After two years of virtual-only film screenings, this year’s festival will offer both in-person and virtual options.
The committee, chaired by Leslie and David Greenberg, includes Jay Buchsbaum and Leslie McMahon, Lisa and Andy Fratkin, Jill and Ben Kutner, Risa and Jay Levine, Lea and Michael Schuldiner and Eileen Schulman. Together they have screened and evaluated many films to provide the cream of the crop to our Richmond community.
While the full lineup is still under construction, here is a little sneak preview of the upcoming festival sponsored by The Horwitz Family:
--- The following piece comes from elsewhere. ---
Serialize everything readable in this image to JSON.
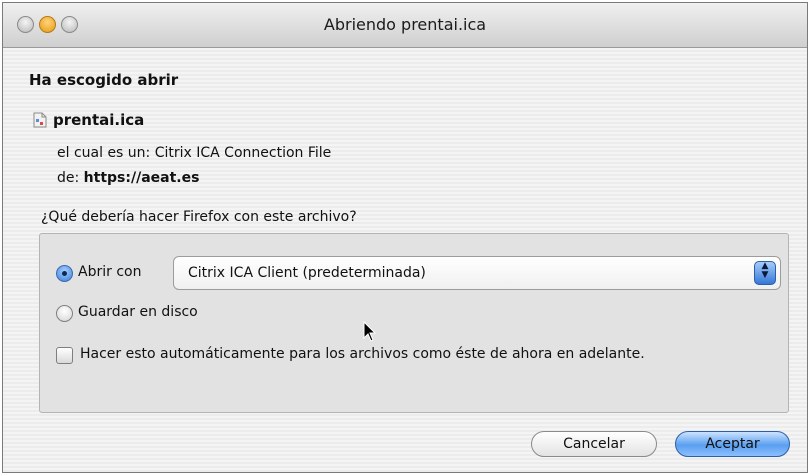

The film festival will kick off on Thursday, Jan, 19 at the Weinstein JCC with the film, “Fiddler’s Journey to the Big Screen.” The fall of 2021 marked the 50th anniversary of “Fiddler on the Roof,” the film Pauline Kael (The New Yorker) called “the most powerful movie musical ever made.”
Narrated by Jeff Goldblum, “Fiddler’s Journey to the Big Screen” captures humor and drama of director Norman Jewison’s quest to recreate the lost world of Jewish life in Tsarist Russia and re-envision the beloved stage hit as a wide-screen epic.
The film explores how the experience of making Fiddler deepened Jewison as an artist and revived his soul. Tickets include a pre-show dinner and cocktail reception with live music from Fiddler to set the tone for the evening’s film-viewing experience. The reception is at 6 p.m. with the film at 7p.m.
The JCC is pleased to be able to show the film, “The Levy’s of Monticello” on Sunday, Jan. 22 at 2 p.m. at the Virginia Museum of History and Culture.
When Thomas Jefferson died in 1826, he left behind a mountain of personal debt, which forced his heirs to sell his beloved Monticello home and all its possessions. “The Levys of Monticello” is a documentary film that tells the little-known story of the Levy family, which owned and carefully preserved Monticello for nearly a century – far longer than Jefferson or his descendants.
The remarkable story of the Levy family also intersects with the rise of antisemitism that runs throughout the course of American history.